THE TASK :: Go through the listing and pick out each line with the word "Concert" in it.

PROVIDED INFORMATION ::
★ ★ ★ ★ ★

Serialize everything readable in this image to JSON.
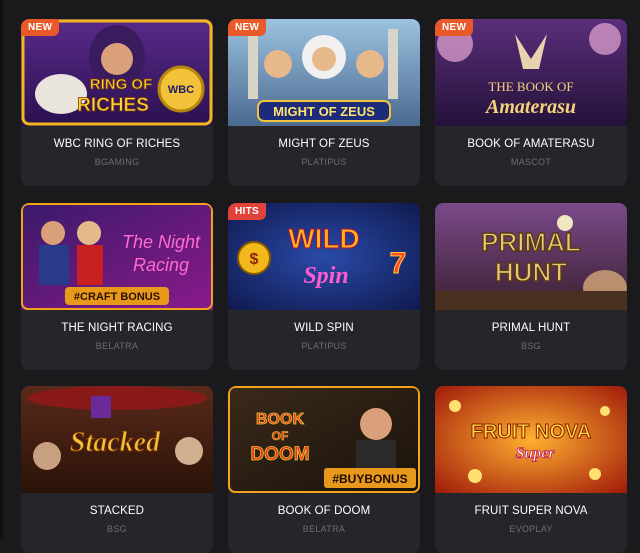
{
  "colors": {
    "background": "#1a1a1d",
    "card": "#26262a",
    "badge_new": "#e85a2a",
    "badge_hits": "#e0423c",
    "title": "#ffffff",
    "provider": "#6c6c73"
  },
  "games": [
    {
      "title": "WBC RING OF RICHES",
      "provider": "BGAMING",
      "badge": "NEW",
      "art_text": "RING OF RICHES"
    },
    {
      "title": "MIGHT OF ZEUS",
      "provider": "PLATIPUS",
      "badge": "NEW",
      "art_text": "MIGHT OF ZEUS"
    },
    {
      "title": "BOOK OF AMATERASU",
      "provider": "MASCOT",
      "badge": "NEW",
      "art_text": "THE BOOK OF Amaterasu"
    },
    {
      "title": "THE NIGHT RACING",
      "provider": "BELATRA",
      "badge": "",
      "art_text": "The Night Racing",
      "art_tag": "#CRAFT BONUS"
    },
    {
      "title": "WILD SPIN",
      "provider": "PLATIPUS",
      "badge": "HITS",
      "art_text": "WILD Spin"
    },
    {
      "title": "PRIMAL HUNT",
      "provider": "BSG",
      "badge": "",
      "art_text": "PRIMAL HUNT"
    },
    {
      "title": "STACKED",
      "provider": "BSG",
      "badge": "",
      "art_text": "Stacked"
    },
    {
      "title": "BOOK OF DOOM",
      "provider": "BELATRA",
      "badge": "",
      "art_text": "BOOK OF DOOM",
      "art_tag": "#BUYBONUS"
    },
    {
      "title": "FRUIT SUPER NOVA",
      "provider": "EVOPLAY",
      "badge": "",
      "art_text": "FRUIT NOVA Super"
    }
  ]
}
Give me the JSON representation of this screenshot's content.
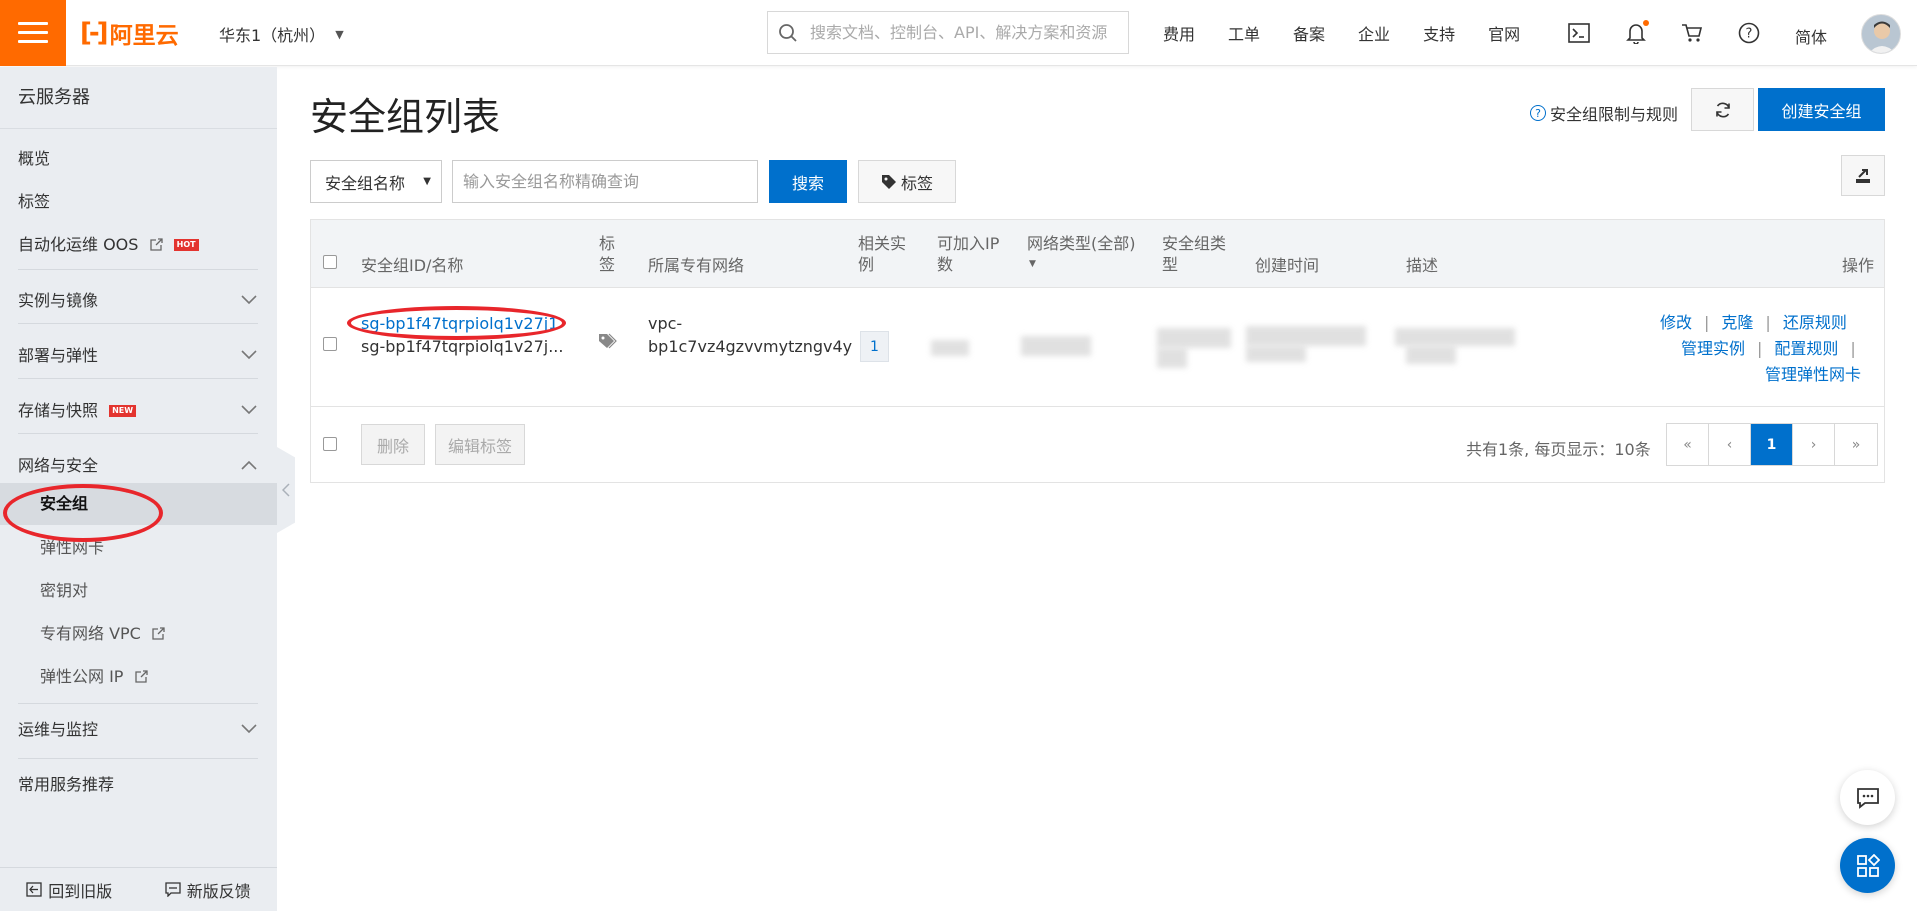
{
  "header": {
    "logo_text": "阿里云",
    "region": "华东1（杭州）",
    "search_placeholder": "搜索文档、控制台、API、解决方案和资源",
    "nav": [
      "费用",
      "工单",
      "备案",
      "企业",
      "支持",
      "官网"
    ],
    "language": "简体",
    "icons": [
      "menu-icon",
      "terminal-icon",
      "bell-icon",
      "cart-icon",
      "help-icon"
    ],
    "accent_color": "#ff6a00"
  },
  "sidebar": {
    "title": "云服务器",
    "items": [
      {
        "label": "概览"
      },
      {
        "label": "标签"
      },
      {
        "label": "自动化运维 OOS",
        "badge": "HOT"
      },
      {
        "label": "实例与镜像"
      },
      {
        "label": "部署与弹性"
      },
      {
        "label": "存储与快照",
        "badge": "NEW"
      },
      {
        "label": "网络与安全"
      },
      {
        "label": "安全组"
      },
      {
        "label": "弹性网卡"
      },
      {
        "label": "密钥对"
      },
      {
        "label": "专有网络 VPC"
      },
      {
        "label": "弹性公网 IP"
      },
      {
        "label": "运维与监控"
      },
      {
        "label": "常用服务推荐"
      }
    ],
    "footer": {
      "back_old": "回到旧版",
      "feedback": "新版反馈"
    }
  },
  "main": {
    "title": "安全组列表",
    "help_link": "安全组限制与规则",
    "create_button": "创建安全组",
    "filter": {
      "select_value": "安全组名称",
      "input_placeholder": "输入安全组名称精确查询",
      "search_button": "搜索",
      "tag_button": "标签"
    },
    "table": {
      "headers": {
        "id_name": "安全组ID/名称",
        "tag_line1": "标",
        "tag_line2": "签",
        "vpc": "所属专有网络",
        "instances_line1": "相关实",
        "instances_line2": "例",
        "ips_line1": "可加入IP",
        "ips_line2": "数",
        "net_type": "网络类型(全部)",
        "sg_type_line1": "安全组类",
        "sg_type_line2": "型",
        "created": "创建时间",
        "desc": "描述",
        "ops": "操作"
      },
      "rows": [
        {
          "id": "sg-bp1f47tqrpiolq1v27j1",
          "name": "sg-bp1f47tqrpiolq1v27j...",
          "vpc_line1": "vpc-",
          "vpc_line2": "bp1c7vz4gzvvmytzngv4y",
          "instances": "1",
          "actions": {
            "modify": "修改",
            "clone": "克隆",
            "restore": "还原规则",
            "manage_instances": "管理实例",
            "config_rules": "配置规则",
            "manage_eni": "管理弹性网卡"
          }
        }
      ],
      "footer": {
        "delete": "删除",
        "edit_tags": "编辑标签",
        "pager_info": "共有1条, 每页显示：10条",
        "pages": [
          "«",
          "‹",
          "1",
          "›",
          "»"
        ],
        "current_page": "1"
      }
    }
  }
}
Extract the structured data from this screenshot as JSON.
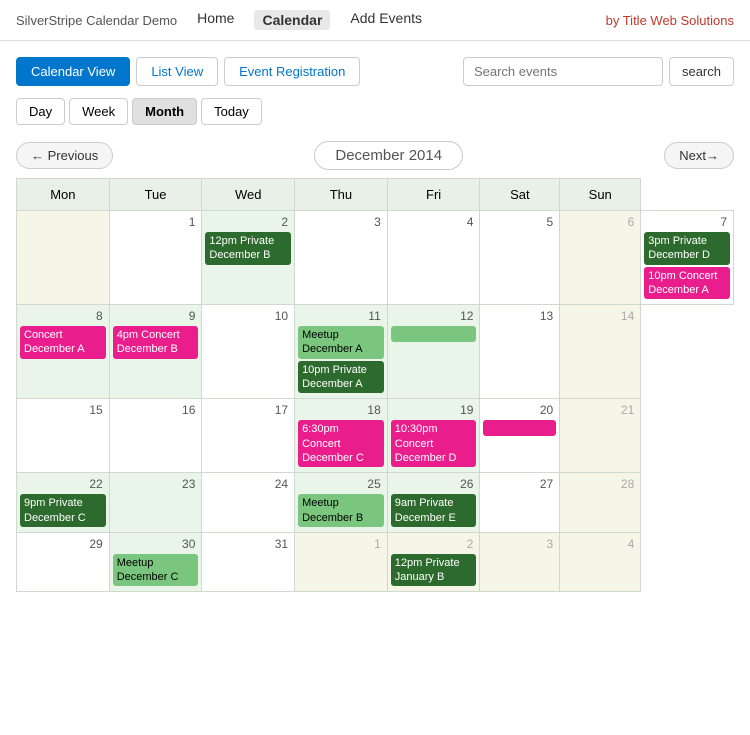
{
  "brand": "SilverStripe Calendar Demo",
  "nav": {
    "links": [
      {
        "label": "Home",
        "active": false
      },
      {
        "label": "Calendar",
        "active": true
      },
      {
        "label": "Add Events",
        "active": false
      }
    ],
    "by_title": "by Title Web Solutions"
  },
  "views": {
    "calendar_view": "Calendar View",
    "list_view": "List View",
    "event_registration": "Event Registration"
  },
  "search": {
    "placeholder": "Search events",
    "button": "search"
  },
  "period_buttons": [
    "Day",
    "Week",
    "Month",
    "Today"
  ],
  "navigation": {
    "previous": "← Previous",
    "current": "December 2014",
    "next": "Next→"
  },
  "days_of_week": [
    "Mon",
    "Tue",
    "Wed",
    "Thu",
    "Fri",
    "Sat",
    "Sun"
  ],
  "weeks": [
    {
      "days": [
        {
          "num": "",
          "type": "other-month",
          "events": []
        },
        {
          "num": "1",
          "type": "cur-month",
          "events": []
        },
        {
          "num": "2",
          "type": "green-bg",
          "events": [
            {
              "color": "dark-green",
              "text": "12pm Private December B"
            }
          ]
        },
        {
          "num": "3",
          "type": "cur-month",
          "events": []
        },
        {
          "num": "4",
          "type": "cur-month",
          "events": []
        },
        {
          "num": "5",
          "type": "cur-month",
          "events": []
        },
        {
          "num": "6",
          "type": "other-month",
          "events": []
        },
        {
          "num": "7",
          "type": "cur-month",
          "events": [
            {
              "color": "dark-green",
              "text": "3pm Private December D"
            },
            {
              "color": "pink",
              "text": "10pm Concert December A"
            }
          ]
        }
      ]
    },
    {
      "days": [
        {
          "num": "8",
          "type": "green-bg",
          "events": [
            {
              "color": "pink",
              "text": "Concert December A"
            }
          ]
        },
        {
          "num": "9",
          "type": "green-bg",
          "events": [
            {
              "color": "pink",
              "text": "4pm Concert December B"
            }
          ]
        },
        {
          "num": "10",
          "type": "cur-month",
          "events": []
        },
        {
          "num": "11",
          "type": "green-bg",
          "events": [
            {
              "color": "light-green",
              "text": "Meetup December A"
            },
            {
              "color": "dark-green",
              "text": "10pm Private December A"
            }
          ]
        },
        {
          "num": "12",
          "type": "green-bg",
          "events": []
        },
        {
          "num": "13",
          "type": "cur-month",
          "events": []
        },
        {
          "num": "14",
          "type": "other-month",
          "events": []
        }
      ]
    },
    {
      "days": [
        {
          "num": "15",
          "type": "cur-month",
          "events": []
        },
        {
          "num": "16",
          "type": "cur-month",
          "events": []
        },
        {
          "num": "17",
          "type": "cur-month",
          "events": []
        },
        {
          "num": "18",
          "type": "green-bg",
          "events": [
            {
              "color": "pink",
              "text": "6:30pm Concert December C"
            }
          ]
        },
        {
          "num": "19",
          "type": "green-bg",
          "events": [
            {
              "color": "pink",
              "text": "10:30pm Concert December D"
            }
          ]
        },
        {
          "num": "20",
          "type": "cur-month",
          "events": []
        },
        {
          "num": "21",
          "type": "other-month",
          "events": []
        }
      ]
    },
    {
      "days": [
        {
          "num": "22",
          "type": "green-bg",
          "events": [
            {
              "color": "dark-green",
              "text": "9pm Private December C"
            }
          ]
        },
        {
          "num": "23",
          "type": "green-bg",
          "events": []
        },
        {
          "num": "24",
          "type": "cur-month",
          "events": []
        },
        {
          "num": "25",
          "type": "green-bg",
          "events": [
            {
              "color": "light-green",
              "text": "Meetup December B"
            }
          ]
        },
        {
          "num": "26",
          "type": "green-bg",
          "events": [
            {
              "color": "dark-green",
              "text": "9am Private December E"
            }
          ]
        },
        {
          "num": "27",
          "type": "cur-month",
          "events": []
        },
        {
          "num": "28",
          "type": "other-month",
          "events": []
        }
      ]
    },
    {
      "days": [
        {
          "num": "29",
          "type": "cur-month",
          "events": []
        },
        {
          "num": "30",
          "type": "green-bg",
          "events": [
            {
              "color": "light-green",
              "text": "Meetup December C"
            }
          ]
        },
        {
          "num": "31",
          "type": "cur-month",
          "events": []
        },
        {
          "num": "1",
          "type": "other-month",
          "events": []
        },
        {
          "num": "2",
          "type": "other-month",
          "events": [
            {
              "color": "dark-green",
              "text": "12pm Private January B"
            }
          ]
        },
        {
          "num": "3",
          "type": "other-month",
          "events": []
        },
        {
          "num": "4",
          "type": "other-month",
          "events": []
        }
      ]
    }
  ]
}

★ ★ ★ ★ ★

ANSWER AREA ::
              "text": "10pm Concert December A"
              "text": "Concert December A"
              "text": "4pm Concert December B"
              "text": "6:30pm Concert December C"
              "text": "10:30pm Concert December D"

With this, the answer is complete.